Problem to work on = In the listing that follows, how many lines contain "this"? Give the number only.

==== Provided records ====

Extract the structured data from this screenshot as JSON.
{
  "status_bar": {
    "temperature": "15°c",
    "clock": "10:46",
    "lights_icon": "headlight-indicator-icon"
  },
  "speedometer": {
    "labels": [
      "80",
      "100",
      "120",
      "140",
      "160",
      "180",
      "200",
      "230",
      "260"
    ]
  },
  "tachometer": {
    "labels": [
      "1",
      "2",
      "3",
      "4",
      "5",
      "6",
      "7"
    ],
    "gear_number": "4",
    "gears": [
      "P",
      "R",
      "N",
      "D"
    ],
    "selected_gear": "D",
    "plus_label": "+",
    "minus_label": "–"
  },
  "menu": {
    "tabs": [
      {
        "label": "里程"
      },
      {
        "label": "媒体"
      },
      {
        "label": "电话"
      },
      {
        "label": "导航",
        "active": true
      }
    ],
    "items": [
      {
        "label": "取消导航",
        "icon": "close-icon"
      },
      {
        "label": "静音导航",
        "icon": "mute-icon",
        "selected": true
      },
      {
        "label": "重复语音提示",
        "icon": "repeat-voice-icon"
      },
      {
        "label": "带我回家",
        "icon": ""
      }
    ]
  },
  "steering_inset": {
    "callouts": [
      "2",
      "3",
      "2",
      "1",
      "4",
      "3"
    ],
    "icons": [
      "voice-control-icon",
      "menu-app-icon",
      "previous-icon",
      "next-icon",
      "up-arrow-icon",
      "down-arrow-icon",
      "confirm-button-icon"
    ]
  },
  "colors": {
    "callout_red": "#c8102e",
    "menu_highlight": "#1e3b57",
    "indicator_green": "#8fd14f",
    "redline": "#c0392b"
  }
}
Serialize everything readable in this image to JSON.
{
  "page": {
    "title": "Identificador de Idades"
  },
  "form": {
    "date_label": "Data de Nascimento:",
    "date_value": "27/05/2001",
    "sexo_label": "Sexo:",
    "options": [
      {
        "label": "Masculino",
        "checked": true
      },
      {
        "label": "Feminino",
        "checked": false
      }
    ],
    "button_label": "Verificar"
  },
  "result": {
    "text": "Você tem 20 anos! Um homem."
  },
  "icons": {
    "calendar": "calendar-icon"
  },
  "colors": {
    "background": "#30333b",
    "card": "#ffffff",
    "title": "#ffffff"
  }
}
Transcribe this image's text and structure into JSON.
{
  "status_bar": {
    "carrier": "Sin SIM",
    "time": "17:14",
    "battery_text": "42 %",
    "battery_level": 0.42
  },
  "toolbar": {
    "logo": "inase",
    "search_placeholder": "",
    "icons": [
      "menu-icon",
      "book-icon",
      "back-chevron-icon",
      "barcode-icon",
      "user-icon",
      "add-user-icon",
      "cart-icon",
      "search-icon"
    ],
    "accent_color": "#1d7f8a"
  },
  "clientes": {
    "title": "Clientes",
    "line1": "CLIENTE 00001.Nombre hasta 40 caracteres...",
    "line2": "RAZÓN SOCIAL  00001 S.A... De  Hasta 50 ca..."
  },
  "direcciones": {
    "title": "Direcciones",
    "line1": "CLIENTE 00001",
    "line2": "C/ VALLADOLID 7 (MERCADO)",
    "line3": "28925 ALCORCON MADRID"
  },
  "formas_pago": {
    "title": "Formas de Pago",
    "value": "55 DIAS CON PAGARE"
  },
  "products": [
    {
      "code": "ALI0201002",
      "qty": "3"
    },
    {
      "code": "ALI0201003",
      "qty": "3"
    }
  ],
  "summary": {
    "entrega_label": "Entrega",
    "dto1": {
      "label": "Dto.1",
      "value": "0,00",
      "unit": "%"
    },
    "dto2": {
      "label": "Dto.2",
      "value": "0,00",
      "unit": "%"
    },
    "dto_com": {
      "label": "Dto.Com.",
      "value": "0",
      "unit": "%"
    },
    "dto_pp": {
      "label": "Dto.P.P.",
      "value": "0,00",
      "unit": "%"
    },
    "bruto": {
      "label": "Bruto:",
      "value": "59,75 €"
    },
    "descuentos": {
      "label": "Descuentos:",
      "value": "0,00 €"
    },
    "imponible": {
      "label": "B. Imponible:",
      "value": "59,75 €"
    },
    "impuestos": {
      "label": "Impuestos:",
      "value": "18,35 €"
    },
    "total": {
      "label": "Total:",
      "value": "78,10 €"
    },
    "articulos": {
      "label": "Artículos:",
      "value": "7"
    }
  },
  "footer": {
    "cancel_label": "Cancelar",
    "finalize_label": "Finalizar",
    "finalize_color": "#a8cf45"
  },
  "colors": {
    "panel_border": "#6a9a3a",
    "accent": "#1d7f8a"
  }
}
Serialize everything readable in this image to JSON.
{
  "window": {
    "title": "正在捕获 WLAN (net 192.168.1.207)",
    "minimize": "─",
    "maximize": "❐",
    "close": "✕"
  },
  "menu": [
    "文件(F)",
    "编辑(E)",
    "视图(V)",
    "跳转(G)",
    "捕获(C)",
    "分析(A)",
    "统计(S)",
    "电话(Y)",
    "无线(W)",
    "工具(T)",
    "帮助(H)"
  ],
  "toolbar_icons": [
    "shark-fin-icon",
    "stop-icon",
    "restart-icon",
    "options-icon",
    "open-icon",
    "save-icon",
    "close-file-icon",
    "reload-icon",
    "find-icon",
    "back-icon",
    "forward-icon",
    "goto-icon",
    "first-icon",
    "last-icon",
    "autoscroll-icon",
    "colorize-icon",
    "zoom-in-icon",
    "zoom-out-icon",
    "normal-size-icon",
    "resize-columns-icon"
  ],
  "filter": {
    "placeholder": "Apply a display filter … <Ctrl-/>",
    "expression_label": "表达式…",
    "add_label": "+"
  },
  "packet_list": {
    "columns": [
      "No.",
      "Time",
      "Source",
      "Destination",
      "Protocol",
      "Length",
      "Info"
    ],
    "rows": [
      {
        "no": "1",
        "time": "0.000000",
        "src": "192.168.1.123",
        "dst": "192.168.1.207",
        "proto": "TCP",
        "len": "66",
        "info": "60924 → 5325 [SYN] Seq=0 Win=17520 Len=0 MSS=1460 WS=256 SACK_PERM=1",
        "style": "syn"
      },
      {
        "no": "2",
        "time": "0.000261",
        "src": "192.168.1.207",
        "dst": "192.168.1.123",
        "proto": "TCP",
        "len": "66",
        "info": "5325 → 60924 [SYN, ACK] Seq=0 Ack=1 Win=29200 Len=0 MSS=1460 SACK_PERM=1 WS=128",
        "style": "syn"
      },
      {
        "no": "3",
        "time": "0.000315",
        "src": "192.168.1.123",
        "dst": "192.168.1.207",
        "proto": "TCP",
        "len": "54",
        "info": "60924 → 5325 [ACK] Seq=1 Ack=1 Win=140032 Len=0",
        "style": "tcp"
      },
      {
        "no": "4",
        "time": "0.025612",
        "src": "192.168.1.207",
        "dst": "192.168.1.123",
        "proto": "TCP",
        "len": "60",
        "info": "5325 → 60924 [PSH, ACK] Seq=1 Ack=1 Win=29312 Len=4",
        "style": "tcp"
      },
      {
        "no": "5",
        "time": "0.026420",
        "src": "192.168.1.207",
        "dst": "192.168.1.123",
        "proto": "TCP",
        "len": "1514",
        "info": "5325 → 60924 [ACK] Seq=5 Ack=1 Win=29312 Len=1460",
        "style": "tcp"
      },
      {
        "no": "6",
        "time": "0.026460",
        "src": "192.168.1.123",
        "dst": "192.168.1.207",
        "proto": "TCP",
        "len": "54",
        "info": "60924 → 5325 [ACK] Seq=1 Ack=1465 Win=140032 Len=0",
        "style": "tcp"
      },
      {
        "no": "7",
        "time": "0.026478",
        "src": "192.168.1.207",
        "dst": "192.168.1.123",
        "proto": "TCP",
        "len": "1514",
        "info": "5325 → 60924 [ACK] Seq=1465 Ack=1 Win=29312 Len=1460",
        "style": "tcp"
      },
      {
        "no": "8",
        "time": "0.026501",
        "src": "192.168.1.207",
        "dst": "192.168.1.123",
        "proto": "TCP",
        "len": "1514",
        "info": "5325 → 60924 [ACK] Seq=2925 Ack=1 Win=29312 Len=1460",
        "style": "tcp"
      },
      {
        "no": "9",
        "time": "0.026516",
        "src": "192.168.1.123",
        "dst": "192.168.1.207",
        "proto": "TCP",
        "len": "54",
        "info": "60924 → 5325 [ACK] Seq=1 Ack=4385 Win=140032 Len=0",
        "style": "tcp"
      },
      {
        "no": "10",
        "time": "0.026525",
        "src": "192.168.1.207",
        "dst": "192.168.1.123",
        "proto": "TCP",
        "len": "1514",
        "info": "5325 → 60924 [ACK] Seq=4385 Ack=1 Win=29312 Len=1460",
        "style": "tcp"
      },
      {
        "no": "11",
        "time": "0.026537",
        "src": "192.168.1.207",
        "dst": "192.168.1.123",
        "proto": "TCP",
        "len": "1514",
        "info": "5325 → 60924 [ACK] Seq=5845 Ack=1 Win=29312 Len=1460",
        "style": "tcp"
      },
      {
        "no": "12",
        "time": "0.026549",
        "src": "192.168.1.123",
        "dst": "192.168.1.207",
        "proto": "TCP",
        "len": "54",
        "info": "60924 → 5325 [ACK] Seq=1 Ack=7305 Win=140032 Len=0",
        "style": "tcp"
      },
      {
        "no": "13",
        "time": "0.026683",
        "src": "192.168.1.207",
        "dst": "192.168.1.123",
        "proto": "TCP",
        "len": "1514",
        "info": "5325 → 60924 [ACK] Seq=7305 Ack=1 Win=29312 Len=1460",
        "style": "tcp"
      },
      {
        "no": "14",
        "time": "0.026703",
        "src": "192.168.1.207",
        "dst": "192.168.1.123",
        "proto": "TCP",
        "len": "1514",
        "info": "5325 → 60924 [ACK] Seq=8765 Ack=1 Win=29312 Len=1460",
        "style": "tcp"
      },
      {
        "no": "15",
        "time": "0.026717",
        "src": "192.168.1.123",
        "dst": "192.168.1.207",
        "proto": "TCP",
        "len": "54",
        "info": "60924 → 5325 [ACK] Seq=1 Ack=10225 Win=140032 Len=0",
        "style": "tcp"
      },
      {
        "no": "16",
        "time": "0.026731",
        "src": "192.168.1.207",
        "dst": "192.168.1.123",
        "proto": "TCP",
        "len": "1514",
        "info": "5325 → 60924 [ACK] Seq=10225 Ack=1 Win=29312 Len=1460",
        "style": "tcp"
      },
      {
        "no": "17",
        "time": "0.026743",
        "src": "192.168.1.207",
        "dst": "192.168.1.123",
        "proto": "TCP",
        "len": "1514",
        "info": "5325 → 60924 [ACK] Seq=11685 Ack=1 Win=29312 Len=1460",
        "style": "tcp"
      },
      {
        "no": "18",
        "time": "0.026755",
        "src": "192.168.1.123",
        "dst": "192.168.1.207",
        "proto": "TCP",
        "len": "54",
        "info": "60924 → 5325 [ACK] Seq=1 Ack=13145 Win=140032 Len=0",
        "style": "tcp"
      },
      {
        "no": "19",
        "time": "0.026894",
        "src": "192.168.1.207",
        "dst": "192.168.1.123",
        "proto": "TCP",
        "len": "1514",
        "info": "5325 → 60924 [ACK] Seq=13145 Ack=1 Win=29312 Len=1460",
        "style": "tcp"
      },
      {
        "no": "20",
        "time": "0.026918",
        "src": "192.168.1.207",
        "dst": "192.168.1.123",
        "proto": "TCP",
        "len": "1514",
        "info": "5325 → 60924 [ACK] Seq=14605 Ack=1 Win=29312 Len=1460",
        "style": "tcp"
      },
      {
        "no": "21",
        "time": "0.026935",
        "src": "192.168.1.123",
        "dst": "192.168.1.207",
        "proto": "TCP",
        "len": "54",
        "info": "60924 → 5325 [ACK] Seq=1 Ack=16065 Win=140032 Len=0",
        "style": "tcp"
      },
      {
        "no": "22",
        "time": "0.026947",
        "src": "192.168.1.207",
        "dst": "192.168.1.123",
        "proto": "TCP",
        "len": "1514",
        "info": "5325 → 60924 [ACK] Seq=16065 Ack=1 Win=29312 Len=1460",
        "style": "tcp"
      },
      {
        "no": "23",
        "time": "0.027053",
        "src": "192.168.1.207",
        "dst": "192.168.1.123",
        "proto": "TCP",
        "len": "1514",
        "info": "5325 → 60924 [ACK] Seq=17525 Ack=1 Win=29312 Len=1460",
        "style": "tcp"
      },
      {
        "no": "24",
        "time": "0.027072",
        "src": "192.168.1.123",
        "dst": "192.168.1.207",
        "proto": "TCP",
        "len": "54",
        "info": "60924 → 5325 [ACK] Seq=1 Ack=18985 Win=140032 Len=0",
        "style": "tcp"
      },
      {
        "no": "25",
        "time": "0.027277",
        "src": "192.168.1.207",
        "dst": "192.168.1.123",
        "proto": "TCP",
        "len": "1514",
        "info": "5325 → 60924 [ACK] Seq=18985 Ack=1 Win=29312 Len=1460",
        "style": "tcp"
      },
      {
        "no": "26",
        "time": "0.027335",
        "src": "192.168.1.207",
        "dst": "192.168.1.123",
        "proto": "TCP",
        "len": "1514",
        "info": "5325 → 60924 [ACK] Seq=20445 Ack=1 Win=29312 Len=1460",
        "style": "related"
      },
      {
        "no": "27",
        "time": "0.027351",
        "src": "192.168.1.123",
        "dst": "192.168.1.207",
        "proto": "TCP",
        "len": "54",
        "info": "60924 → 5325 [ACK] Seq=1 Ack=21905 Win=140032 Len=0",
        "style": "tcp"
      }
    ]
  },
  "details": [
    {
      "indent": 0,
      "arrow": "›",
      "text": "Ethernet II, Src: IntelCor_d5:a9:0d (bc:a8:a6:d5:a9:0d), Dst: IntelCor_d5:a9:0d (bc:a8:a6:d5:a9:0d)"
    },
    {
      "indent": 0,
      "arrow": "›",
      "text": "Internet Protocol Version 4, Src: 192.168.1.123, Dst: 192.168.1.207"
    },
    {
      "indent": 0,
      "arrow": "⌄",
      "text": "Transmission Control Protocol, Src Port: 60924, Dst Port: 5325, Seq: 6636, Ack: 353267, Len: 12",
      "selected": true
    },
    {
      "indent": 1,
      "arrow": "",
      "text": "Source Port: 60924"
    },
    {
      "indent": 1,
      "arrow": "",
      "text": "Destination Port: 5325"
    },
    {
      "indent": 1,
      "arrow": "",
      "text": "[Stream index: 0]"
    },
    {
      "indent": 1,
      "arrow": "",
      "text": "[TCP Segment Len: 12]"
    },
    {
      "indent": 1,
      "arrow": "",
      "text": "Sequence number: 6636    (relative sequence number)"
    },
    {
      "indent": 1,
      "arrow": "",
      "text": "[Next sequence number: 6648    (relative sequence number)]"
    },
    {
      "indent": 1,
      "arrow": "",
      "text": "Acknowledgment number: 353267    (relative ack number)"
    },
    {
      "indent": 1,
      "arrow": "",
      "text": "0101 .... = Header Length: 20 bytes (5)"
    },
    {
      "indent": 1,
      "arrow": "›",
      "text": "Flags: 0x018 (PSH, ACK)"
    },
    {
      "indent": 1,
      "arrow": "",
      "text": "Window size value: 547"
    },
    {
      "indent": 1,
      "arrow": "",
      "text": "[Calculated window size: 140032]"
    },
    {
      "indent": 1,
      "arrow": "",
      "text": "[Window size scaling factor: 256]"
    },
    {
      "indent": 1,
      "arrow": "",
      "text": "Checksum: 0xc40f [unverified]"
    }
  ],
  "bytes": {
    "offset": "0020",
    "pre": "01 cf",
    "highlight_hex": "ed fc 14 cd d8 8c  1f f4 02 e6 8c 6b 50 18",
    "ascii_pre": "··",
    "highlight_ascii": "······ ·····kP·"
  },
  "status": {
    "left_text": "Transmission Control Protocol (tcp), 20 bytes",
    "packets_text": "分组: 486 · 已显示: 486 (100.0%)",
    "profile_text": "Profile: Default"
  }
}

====

Answer to the exercise = 4